Starting from the first line below, count every line holding the word "吸血鬼幸存者", then state the total alone.

──────── Data shown

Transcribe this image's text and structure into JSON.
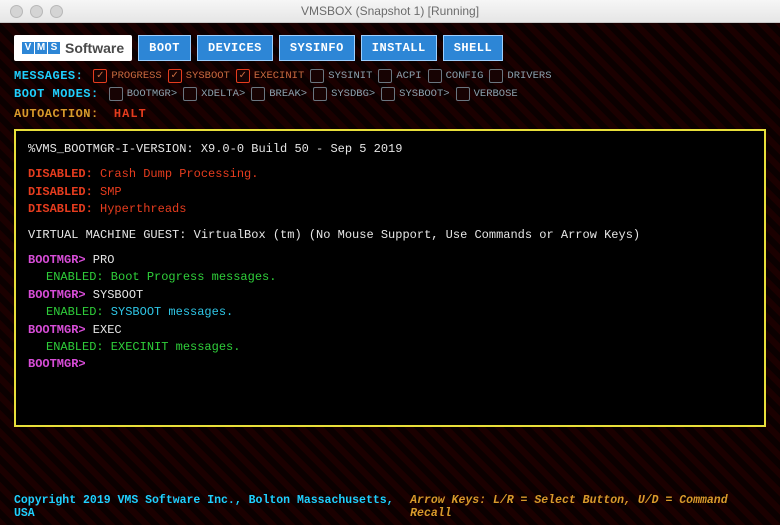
{
  "window": {
    "title": "VMSBOX (Snapshot 1) [Running]"
  },
  "logo": {
    "v": "V",
    "m": "M",
    "s": "S",
    "software": "Software"
  },
  "topButtons": [
    {
      "id": "boot",
      "label": "BOOT"
    },
    {
      "id": "devices",
      "label": "DEVICES"
    },
    {
      "id": "sysinfo",
      "label": "SYSINFO"
    },
    {
      "id": "install",
      "label": "INSTALL"
    },
    {
      "id": "shell",
      "label": "SHELL"
    }
  ],
  "messagesRow": {
    "label": "MESSAGES:",
    "items": [
      {
        "id": "progress",
        "label": "PROGRESS",
        "checked": true
      },
      {
        "id": "sysboot",
        "label": "SYSBOOT",
        "checked": true
      },
      {
        "id": "execinit",
        "label": "EXECINIT",
        "checked": true
      },
      {
        "id": "sysinit",
        "label": "SYSINIT",
        "checked": false
      },
      {
        "id": "acpi",
        "label": "ACPI",
        "checked": false
      },
      {
        "id": "config",
        "label": "CONFIG",
        "checked": false
      },
      {
        "id": "drivers",
        "label": "DRIVERS",
        "checked": false
      }
    ]
  },
  "bootModesRow": {
    "label": "BOOT MODES:",
    "items": [
      {
        "id": "bootmgr",
        "label": "BOOTMGR>",
        "checked": false
      },
      {
        "id": "xdelta",
        "label": "XDELTA>",
        "checked": false
      },
      {
        "id": "break",
        "label": "BREAK>",
        "checked": false
      },
      {
        "id": "sysdbg",
        "label": "SYSDBG>",
        "checked": false
      },
      {
        "id": "sysboot2",
        "label": "SYSBOOT>",
        "checked": false
      },
      {
        "id": "verbose",
        "label": "VERBOSE",
        "checked": false
      }
    ]
  },
  "autoaction": {
    "label": "AUTOACTION:",
    "value": "HALT"
  },
  "console": {
    "version": "%VMS_BOOTMGR-I-VERSION: X9.0-0 Build 50 - Sep  5 2019",
    "dis1a": "DISABLED:",
    "dis1b": " Crash Dump Processing.",
    "dis2a": "DISABLED:",
    "dis2b": " SMP",
    "dis3a": "DISABLED:",
    "dis3b": " Hyperthreads",
    "vm": "VIRTUAL MACHINE GUEST: VirtualBox (tm) (No Mouse Support, Use Commands or Arrow Keys)",
    "p1a": "BOOTMGR>",
    "p1b": " PRO",
    "e1a": "ENABLED:",
    "e1b": "  Boot Progress messages.",
    "p2a": "BOOTMGR>",
    "p2b": " SYSBOOT",
    "e2a": "ENABLED:",
    "e2b": "  SYSBOOT messages.",
    "p3a": "BOOTMGR>",
    "p3b": " EXEC",
    "e3a": "ENABLED:",
    "e3b": "  EXECINIT messages.",
    "p4a": "BOOTMGR>"
  },
  "footer": {
    "left": "Copyright 2019 VMS Software Inc., Bolton Massachusetts, USA",
    "right": "Arrow Keys: L/R = Select Button, U/D = Command Recall"
  }
}
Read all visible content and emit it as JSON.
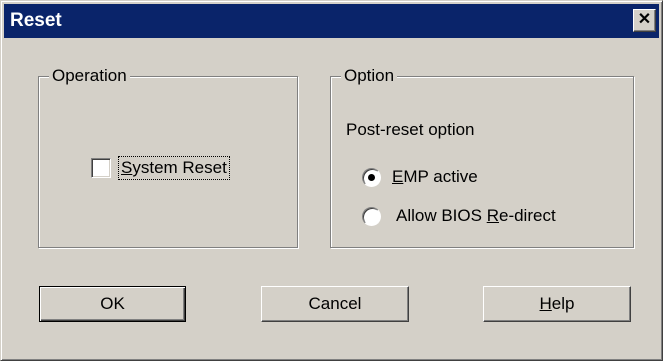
{
  "window": {
    "title": "Reset",
    "close_glyph": "✕"
  },
  "operation": {
    "group_label": "Operation",
    "system_reset": {
      "label": "System Reset",
      "checked": false
    }
  },
  "option": {
    "group_label": "Option",
    "heading": "Post-reset option",
    "radios": [
      {
        "label": "EMP active",
        "selected": true
      },
      {
        "label": "Allow BIOS Re-direct",
        "selected": false
      }
    ]
  },
  "buttons": {
    "ok": "OK",
    "cancel": "Cancel",
    "help": "Help"
  },
  "colors": {
    "title_bar": "#0a246a",
    "face": "#d4d0c8"
  },
  "icons": {
    "close": "close-icon"
  }
}
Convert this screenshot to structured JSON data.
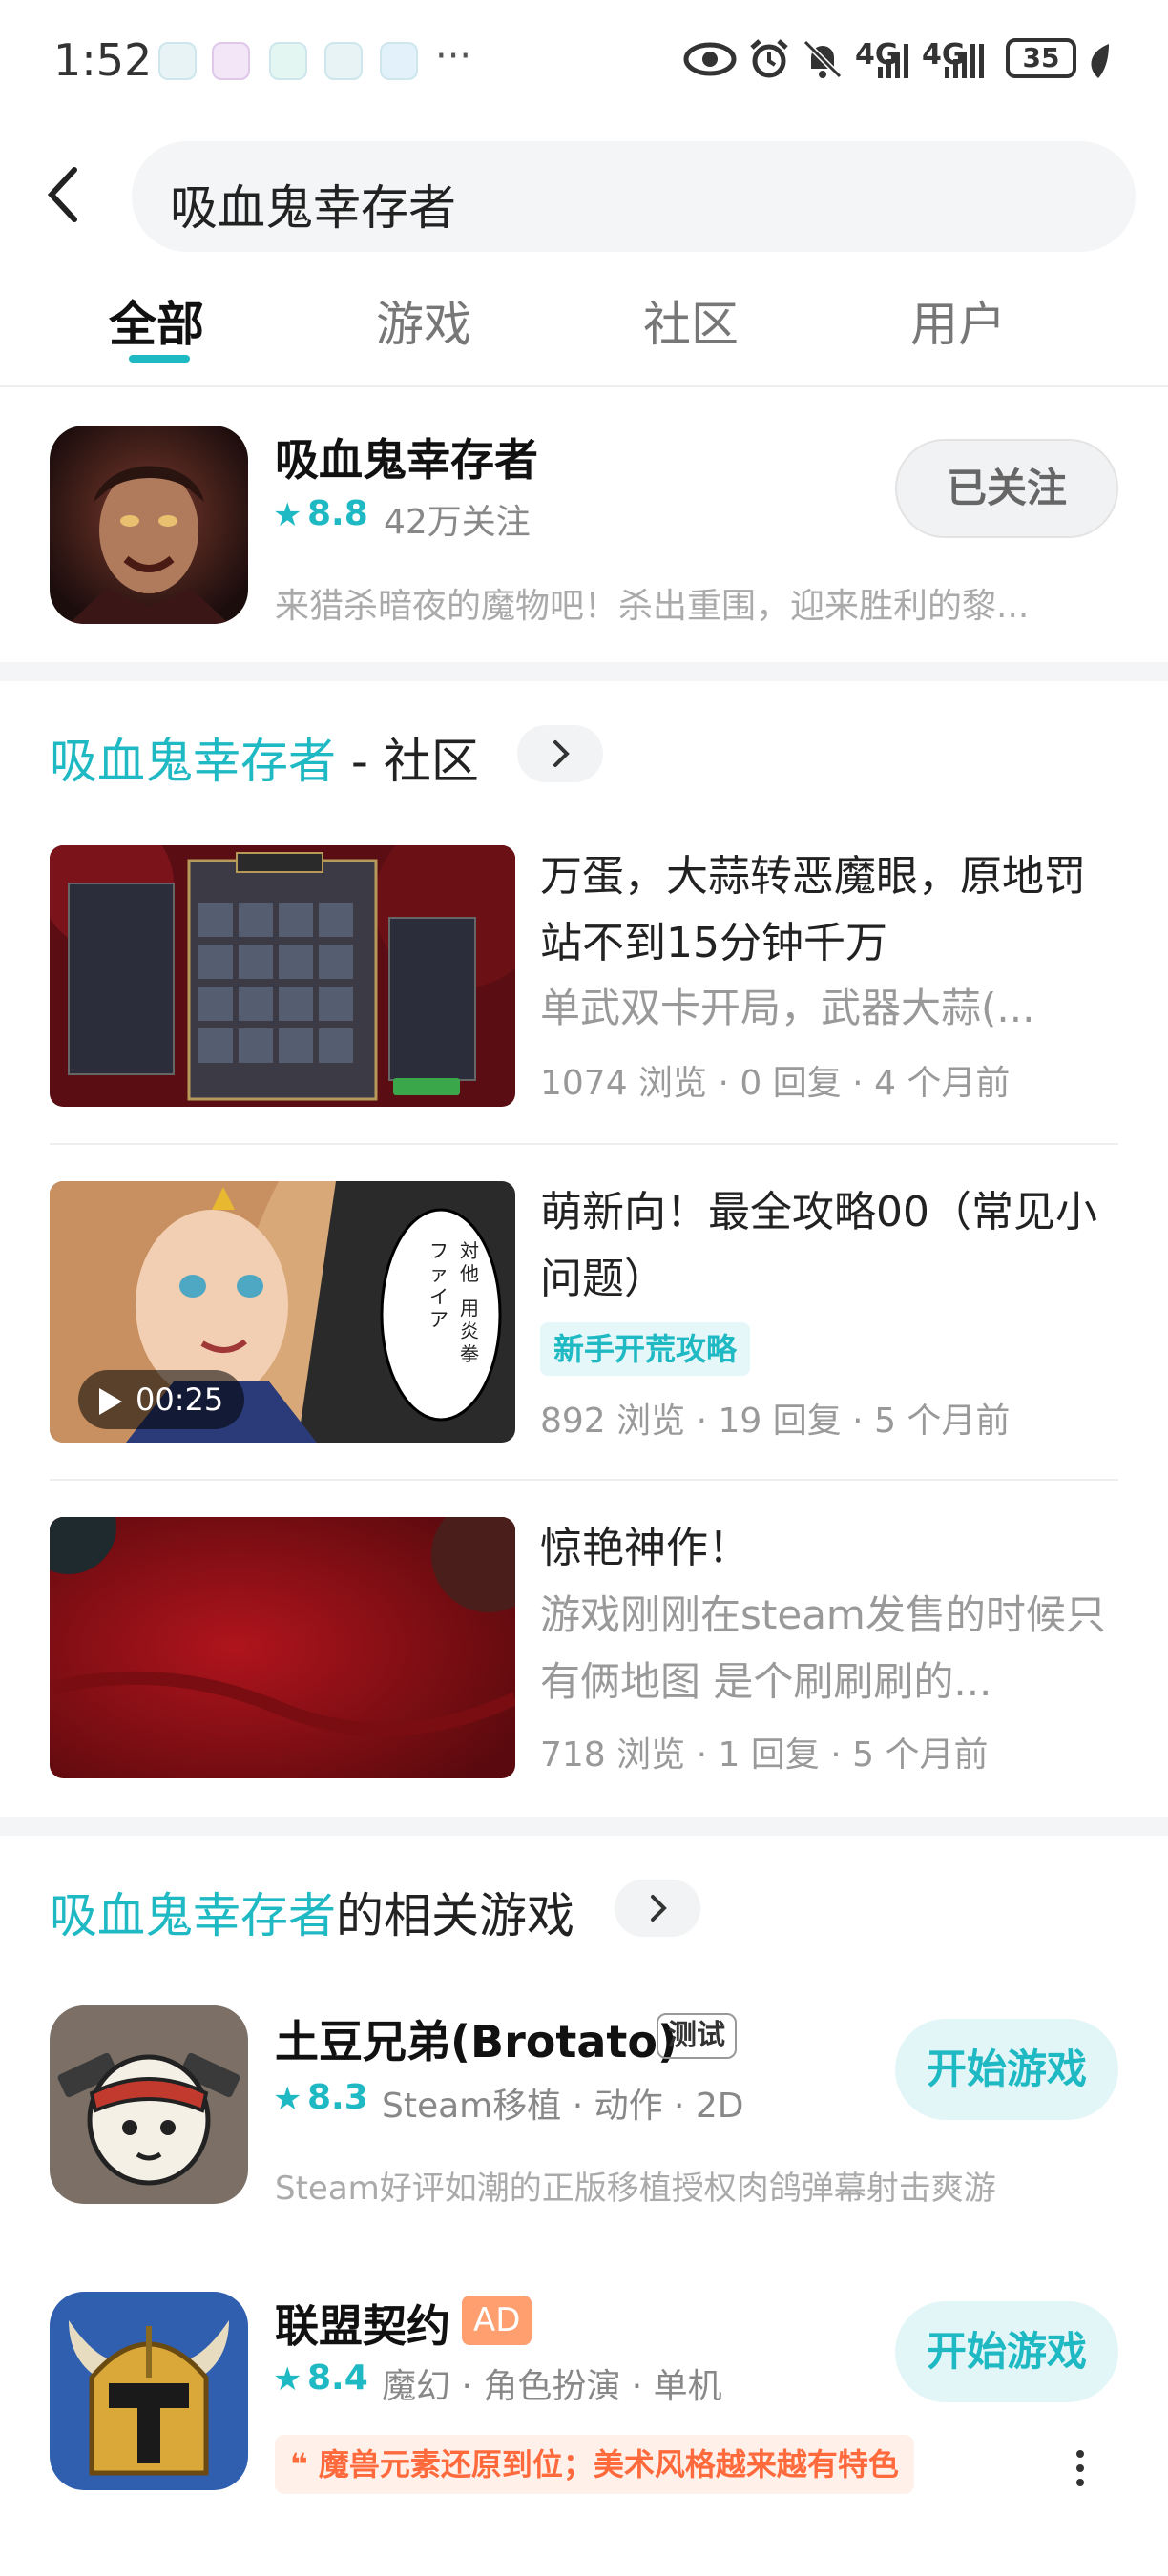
{
  "status_bar": {
    "time": "1:52",
    "more": "···",
    "net1": "4G",
    "net2": "4G",
    "battery": "35"
  },
  "search": {
    "query": "吸血鬼幸存者"
  },
  "tabs": [
    {
      "label": "全部"
    },
    {
      "label": "游戏"
    },
    {
      "label": "社区"
    },
    {
      "label": "用户"
    }
  ],
  "top_game": {
    "name": "吸血鬼幸存者",
    "rating": "8.8",
    "followers": "42万关注",
    "description": "来猎杀暗夜的魔物吧！杀出重围，迎来胜利的黎...",
    "follow_label": "已关注"
  },
  "community": {
    "title_highlight": "吸血鬼幸存者",
    "title_suffix": " - 社区",
    "posts": [
      {
        "title": "万蛋，大蒜转恶魔眼，原地罚站不到15分钟千万",
        "subtitle": "单武双卡开局，武器大蒜(...",
        "stats": "1074 浏览 · 0 回复 · 4 个月前"
      },
      {
        "title": "萌新向！最全攻略00（常见小问题）",
        "tag": "新手开荒攻略",
        "video_duration": "00:25",
        "stats": "892 浏览 · 19 回复 · 5 个月前"
      },
      {
        "title": "惊艳神作！",
        "subtitle": "游戏刚刚在steam发售的时候只有俩地图 是个刷刷刷的...",
        "stats": "718 浏览 · 1 回复 · 5 个月前"
      }
    ]
  },
  "related": {
    "title_highlight": "吸血鬼幸存者",
    "title_suffix": "的相关游戏",
    "games": [
      {
        "name": "土豆兄弟(Brotato)",
        "badge": "测试",
        "rating": "8.3",
        "meta": "Steam移植 · 动作 · 2D",
        "description": "Steam好评如潮的正版移植授权肉鸽弹幕射击爽游",
        "button": "开始游戏"
      },
      {
        "name": "联盟契约",
        "badge": "AD",
        "rating": "8.4",
        "meta": "魔幻 · 角色扮演 · 单机",
        "quote": "魔兽元素还原到位；美术风格越来越有特色",
        "button": "开始游戏"
      }
    ]
  },
  "icons": {
    "star": "★",
    "quote_mark": "❝"
  },
  "colors": {
    "accent": "#1fb9c4",
    "ad": "#ff9e6e",
    "quote": "#ff6a3d"
  }
}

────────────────

→ Task solution:
4